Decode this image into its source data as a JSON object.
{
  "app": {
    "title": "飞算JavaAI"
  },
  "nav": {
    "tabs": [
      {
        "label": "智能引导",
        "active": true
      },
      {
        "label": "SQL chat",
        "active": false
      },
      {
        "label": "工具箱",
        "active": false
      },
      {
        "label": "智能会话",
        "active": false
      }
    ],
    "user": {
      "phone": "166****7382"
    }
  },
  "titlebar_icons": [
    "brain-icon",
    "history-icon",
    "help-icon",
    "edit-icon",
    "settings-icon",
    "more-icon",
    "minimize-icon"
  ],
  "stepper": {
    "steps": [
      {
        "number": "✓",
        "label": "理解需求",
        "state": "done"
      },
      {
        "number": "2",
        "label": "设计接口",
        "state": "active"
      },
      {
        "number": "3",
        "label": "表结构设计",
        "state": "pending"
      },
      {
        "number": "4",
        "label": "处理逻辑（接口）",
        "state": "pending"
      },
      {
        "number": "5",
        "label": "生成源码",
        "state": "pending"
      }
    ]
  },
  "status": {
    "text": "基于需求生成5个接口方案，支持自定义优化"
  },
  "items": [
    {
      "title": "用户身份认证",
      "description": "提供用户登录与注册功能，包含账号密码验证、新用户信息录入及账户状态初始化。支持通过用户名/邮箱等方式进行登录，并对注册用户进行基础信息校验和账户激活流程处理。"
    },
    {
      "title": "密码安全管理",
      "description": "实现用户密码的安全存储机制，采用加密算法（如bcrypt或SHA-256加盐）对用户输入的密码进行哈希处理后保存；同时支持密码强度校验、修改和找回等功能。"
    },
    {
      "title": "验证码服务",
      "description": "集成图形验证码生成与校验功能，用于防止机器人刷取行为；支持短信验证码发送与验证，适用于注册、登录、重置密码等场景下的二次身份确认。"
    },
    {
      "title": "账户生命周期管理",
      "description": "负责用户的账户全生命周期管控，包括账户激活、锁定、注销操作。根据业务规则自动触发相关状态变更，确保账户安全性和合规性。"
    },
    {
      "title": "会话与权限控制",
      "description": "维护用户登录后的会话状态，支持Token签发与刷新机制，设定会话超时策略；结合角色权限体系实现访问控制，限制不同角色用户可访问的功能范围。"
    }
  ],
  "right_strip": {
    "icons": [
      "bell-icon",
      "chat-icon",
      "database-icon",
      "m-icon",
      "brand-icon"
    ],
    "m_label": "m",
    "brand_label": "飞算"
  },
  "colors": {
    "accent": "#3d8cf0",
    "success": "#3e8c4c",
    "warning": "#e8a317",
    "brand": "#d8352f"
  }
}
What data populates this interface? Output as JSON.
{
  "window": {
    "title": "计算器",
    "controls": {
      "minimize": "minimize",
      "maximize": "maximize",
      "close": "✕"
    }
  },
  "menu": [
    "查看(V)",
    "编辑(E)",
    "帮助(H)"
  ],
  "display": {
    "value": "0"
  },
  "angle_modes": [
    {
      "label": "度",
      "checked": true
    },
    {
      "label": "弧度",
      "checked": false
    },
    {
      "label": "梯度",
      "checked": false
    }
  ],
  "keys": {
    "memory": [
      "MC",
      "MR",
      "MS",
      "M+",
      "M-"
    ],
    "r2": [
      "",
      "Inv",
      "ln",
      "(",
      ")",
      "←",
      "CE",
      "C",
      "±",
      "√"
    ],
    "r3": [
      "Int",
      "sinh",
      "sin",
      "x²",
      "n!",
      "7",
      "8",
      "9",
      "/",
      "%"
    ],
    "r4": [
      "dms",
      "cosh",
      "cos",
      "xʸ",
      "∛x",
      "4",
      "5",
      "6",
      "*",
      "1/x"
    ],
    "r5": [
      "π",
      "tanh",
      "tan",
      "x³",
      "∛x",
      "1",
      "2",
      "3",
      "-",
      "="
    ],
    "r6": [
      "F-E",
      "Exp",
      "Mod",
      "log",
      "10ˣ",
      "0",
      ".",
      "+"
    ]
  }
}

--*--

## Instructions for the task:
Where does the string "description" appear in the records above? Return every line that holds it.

## Task answer:
      "description": "提供用户登录与注册功能，包含账号密码验证、新用户信息录入及账户状态初始化。支持通过用户名/邮箱等方式进行登录，并对注册用户进行基础信息校验和账户激活流程处理。"
      "description": "实现用户密码的安全存储机制，采用加密算法（如bcrypt或SHA-256加盐）对用户输入的密码进行哈希处理后保存；同时支持密码强度校验、修改和找回等功能。"
      "description": "集成图形验证码生成与校验功能，用于防止机器人刷取行为；支持短信验证码发送与验证，适用于注册、登录、重置密码等场景下的二次身份确认。"
      "description": "负责用户的账户全生命周期管控，包括账户激活、锁定、注销操作。根据业务规则自动触发相关状态变更，确保账户安全性和合规性。"
      "description": "维护用户登录后的会话状态，支持Token签发与刷新机制，设定会话超时策略；结合角色权限体系实现访问控制，限制不同角色用户可访问的功能范围。"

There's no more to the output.